Data extracted from a collection:

┄┄┄┄┄┄┄┄┄┄┄┄┄┄┄┄┄┄┄┄

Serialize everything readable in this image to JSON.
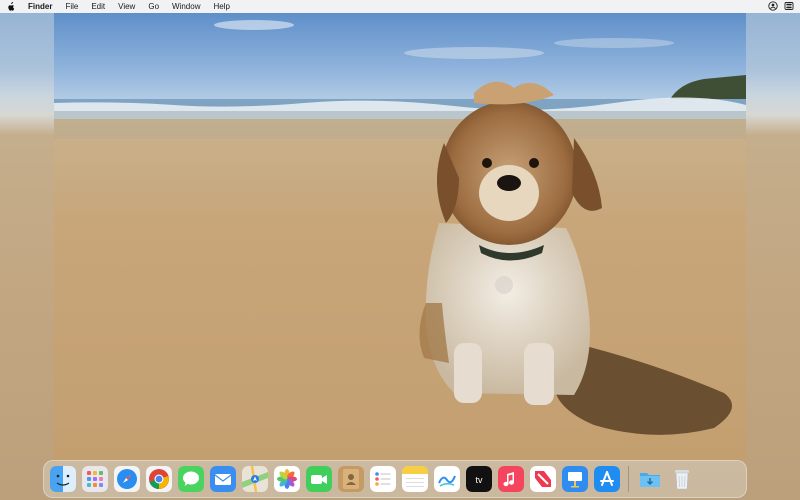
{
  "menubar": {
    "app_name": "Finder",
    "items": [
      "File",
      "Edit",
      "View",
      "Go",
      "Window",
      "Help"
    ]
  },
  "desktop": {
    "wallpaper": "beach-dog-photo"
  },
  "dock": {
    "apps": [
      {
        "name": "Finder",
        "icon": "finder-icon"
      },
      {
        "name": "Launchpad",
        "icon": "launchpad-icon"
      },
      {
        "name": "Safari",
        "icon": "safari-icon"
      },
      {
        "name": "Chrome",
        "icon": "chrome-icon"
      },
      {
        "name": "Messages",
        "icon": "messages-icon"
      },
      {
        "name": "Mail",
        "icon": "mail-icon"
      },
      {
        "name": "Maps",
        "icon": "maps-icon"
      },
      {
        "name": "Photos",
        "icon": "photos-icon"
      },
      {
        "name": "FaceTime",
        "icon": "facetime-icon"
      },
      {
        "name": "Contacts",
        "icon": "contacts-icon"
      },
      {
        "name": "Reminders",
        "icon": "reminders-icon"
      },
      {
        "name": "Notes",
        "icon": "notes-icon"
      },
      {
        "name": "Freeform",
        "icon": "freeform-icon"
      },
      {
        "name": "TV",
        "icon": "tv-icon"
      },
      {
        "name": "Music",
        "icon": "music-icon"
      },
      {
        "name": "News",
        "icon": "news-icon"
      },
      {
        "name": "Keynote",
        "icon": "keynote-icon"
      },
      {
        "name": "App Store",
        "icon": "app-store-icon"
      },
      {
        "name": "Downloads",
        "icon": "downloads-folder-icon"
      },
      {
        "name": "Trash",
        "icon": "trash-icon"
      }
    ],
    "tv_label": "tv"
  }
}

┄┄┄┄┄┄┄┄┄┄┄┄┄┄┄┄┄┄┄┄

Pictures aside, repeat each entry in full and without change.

Serialize everything readable in this image to JSON.
{
  "menubar": {
    "app_name": "Finder",
    "items": [
      "File",
      "Edit",
      "View",
      "Go",
      "Window",
      "Help"
    ]
  },
  "desktop": {
    "wallpaper": "beach-dog-photo"
  },
  "dock": {
    "apps": [
      {
        "name": "Finder",
        "icon": "finder-icon"
      },
      {
        "name": "Launchpad",
        "icon": "launchpad-icon"
      },
      {
        "name": "Safari",
        "icon": "safari-icon"
      },
      {
        "name": "Chrome",
        "icon": "chrome-icon"
      },
      {
        "name": "Messages",
        "icon": "messages-icon"
      },
      {
        "name": "Mail",
        "icon": "mail-icon"
      },
      {
        "name": "Maps",
        "icon": "maps-icon"
      },
      {
        "name": "Photos",
        "icon": "photos-icon"
      },
      {
        "name": "FaceTime",
        "icon": "facetime-icon"
      },
      {
        "name": "Contacts",
        "icon": "contacts-icon"
      },
      {
        "name": "Reminders",
        "icon": "reminders-icon"
      },
      {
        "name": "Notes",
        "icon": "notes-icon"
      },
      {
        "name": "Freeform",
        "icon": "freeform-icon"
      },
      {
        "name": "TV",
        "icon": "tv-icon"
      },
      {
        "name": "Music",
        "icon": "music-icon"
      },
      {
        "name": "News",
        "icon": "news-icon"
      },
      {
        "name": "Keynote",
        "icon": "keynote-icon"
      },
      {
        "name": "App Store",
        "icon": "app-store-icon"
      },
      {
        "name": "Downloads",
        "icon": "downloads-folder-icon"
      },
      {
        "name": "Trash",
        "icon": "trash-icon"
      }
    ],
    "tv_label": "tv"
  }
}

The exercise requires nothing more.